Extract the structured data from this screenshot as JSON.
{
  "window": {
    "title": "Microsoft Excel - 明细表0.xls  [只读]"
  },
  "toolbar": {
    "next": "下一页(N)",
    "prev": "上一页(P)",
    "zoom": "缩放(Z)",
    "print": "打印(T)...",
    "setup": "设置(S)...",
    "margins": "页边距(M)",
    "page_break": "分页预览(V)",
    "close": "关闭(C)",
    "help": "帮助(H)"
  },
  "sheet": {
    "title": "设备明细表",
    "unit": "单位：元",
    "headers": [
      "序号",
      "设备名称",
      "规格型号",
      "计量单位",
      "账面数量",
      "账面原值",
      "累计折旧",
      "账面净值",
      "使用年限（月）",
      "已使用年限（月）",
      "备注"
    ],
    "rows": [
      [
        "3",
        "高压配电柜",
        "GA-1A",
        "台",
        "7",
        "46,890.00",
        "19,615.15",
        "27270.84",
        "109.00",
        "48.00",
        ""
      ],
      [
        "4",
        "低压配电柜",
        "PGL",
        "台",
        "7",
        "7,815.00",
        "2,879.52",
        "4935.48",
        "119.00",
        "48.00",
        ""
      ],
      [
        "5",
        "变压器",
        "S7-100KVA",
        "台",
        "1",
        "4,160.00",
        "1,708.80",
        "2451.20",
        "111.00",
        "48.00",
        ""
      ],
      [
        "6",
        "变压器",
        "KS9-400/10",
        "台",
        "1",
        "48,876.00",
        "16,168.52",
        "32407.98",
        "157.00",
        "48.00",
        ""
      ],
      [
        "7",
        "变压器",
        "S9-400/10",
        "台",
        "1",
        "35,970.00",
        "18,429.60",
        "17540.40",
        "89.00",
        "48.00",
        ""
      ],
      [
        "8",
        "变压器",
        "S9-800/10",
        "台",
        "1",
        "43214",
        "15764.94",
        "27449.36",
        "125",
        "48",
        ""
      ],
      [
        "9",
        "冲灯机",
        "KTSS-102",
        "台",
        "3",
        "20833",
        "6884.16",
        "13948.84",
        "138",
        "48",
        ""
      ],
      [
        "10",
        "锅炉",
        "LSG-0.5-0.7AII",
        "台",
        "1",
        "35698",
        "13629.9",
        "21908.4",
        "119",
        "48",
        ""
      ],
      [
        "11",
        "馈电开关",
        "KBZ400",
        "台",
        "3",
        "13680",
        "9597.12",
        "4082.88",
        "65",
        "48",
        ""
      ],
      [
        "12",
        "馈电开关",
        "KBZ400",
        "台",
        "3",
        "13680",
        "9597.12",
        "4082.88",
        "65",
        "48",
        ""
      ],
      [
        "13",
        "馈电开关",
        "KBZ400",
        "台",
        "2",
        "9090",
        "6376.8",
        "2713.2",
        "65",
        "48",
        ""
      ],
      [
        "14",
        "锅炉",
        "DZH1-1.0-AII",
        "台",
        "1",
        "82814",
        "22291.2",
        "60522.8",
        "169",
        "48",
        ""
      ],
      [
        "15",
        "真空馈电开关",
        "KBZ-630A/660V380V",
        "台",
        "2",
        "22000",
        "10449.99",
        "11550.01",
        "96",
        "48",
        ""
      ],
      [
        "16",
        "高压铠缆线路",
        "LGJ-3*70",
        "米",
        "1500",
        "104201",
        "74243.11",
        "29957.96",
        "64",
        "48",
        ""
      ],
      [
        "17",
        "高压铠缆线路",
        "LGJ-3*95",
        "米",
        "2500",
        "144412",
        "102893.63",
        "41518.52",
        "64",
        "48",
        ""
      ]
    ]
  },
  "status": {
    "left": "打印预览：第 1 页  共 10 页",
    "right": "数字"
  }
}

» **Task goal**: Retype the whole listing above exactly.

» **Written answer**:
Extract the structured data from this screenshot as JSON.
{
  "window": {
    "title": "Microsoft Excel - 明细表0.xls  [只读]"
  },
  "toolbar": {
    "next": "下一页(N)",
    "prev": "上一页(P)",
    "zoom": "缩放(Z)",
    "print": "打印(T)...",
    "setup": "设置(S)...",
    "margins": "页边距(M)",
    "page_break": "分页预览(V)",
    "close": "关闭(C)",
    "help": "帮助(H)"
  },
  "sheet": {
    "title": "设备明细表",
    "unit": "单位：元",
    "headers": [
      "序号",
      "设备名称",
      "规格型号",
      "计量单位",
      "账面数量",
      "账面原值",
      "累计折旧",
      "账面净值",
      "使用年限（月）",
      "已使用年限（月）",
      "备注"
    ],
    "rows": [
      [
        "3",
        "高压配电柜",
        "GA-1A",
        "台",
        "7",
        "46,890.00",
        "19,615.15",
        "27270.84",
        "109.00",
        "48.00",
        ""
      ],
      [
        "4",
        "低压配电柜",
        "PGL",
        "台",
        "7",
        "7,815.00",
        "2,879.52",
        "4935.48",
        "119.00",
        "48.00",
        ""
      ],
      [
        "5",
        "变压器",
        "S7-100KVA",
        "台",
        "1",
        "4,160.00",
        "1,708.80",
        "2451.20",
        "111.00",
        "48.00",
        ""
      ],
      [
        "6",
        "变压器",
        "KS9-400/10",
        "台",
        "1",
        "48,876.00",
        "16,168.52",
        "32407.98",
        "157.00",
        "48.00",
        ""
      ],
      [
        "7",
        "变压器",
        "S9-400/10",
        "台",
        "1",
        "35,970.00",
        "18,429.60",
        "17540.40",
        "89.00",
        "48.00",
        ""
      ],
      [
        "8",
        "变压器",
        "S9-800/10",
        "台",
        "1",
        "43214",
        "15764.94",
        "27449.36",
        "125",
        "48",
        ""
      ],
      [
        "9",
        "冲灯机",
        "KTSS-102",
        "台",
        "3",
        "20833",
        "6884.16",
        "13948.84",
        "138",
        "48",
        ""
      ],
      [
        "10",
        "锅炉",
        "LSG-0.5-0.7AII",
        "台",
        "1",
        "35698",
        "13629.9",
        "21908.4",
        "119",
        "48",
        ""
      ],
      [
        "11",
        "馈电开关",
        "KBZ400",
        "台",
        "3",
        "13680",
        "9597.12",
        "4082.88",
        "65",
        "48",
        ""
      ],
      [
        "12",
        "馈电开关",
        "KBZ400",
        "台",
        "3",
        "13680",
        "9597.12",
        "4082.88",
        "65",
        "48",
        ""
      ],
      [
        "13",
        "馈电开关",
        "KBZ400",
        "台",
        "2",
        "9090",
        "6376.8",
        "2713.2",
        "65",
        "48",
        ""
      ],
      [
        "14",
        "锅炉",
        "DZH1-1.0-AII",
        "台",
        "1",
        "82814",
        "22291.2",
        "60522.8",
        "169",
        "48",
        ""
      ],
      [
        "15",
        "真空馈电开关",
        "KBZ-630A/660V380V",
        "台",
        "2",
        "22000",
        "10449.99",
        "11550.01",
        "96",
        "48",
        ""
      ],
      [
        "16",
        "高压铠缆线路",
        "LGJ-3*70",
        "米",
        "1500",
        "104201",
        "74243.11",
        "29957.96",
        "64",
        "48",
        ""
      ],
      [
        "17",
        "高压铠缆线路",
        "LGJ-3*95",
        "米",
        "2500",
        "144412",
        "102893.63",
        "41518.52",
        "64",
        "48",
        ""
      ]
    ]
  },
  "status": {
    "left": "打印预览：第 1 页  共 10 页",
    "right": "数字"
  }
}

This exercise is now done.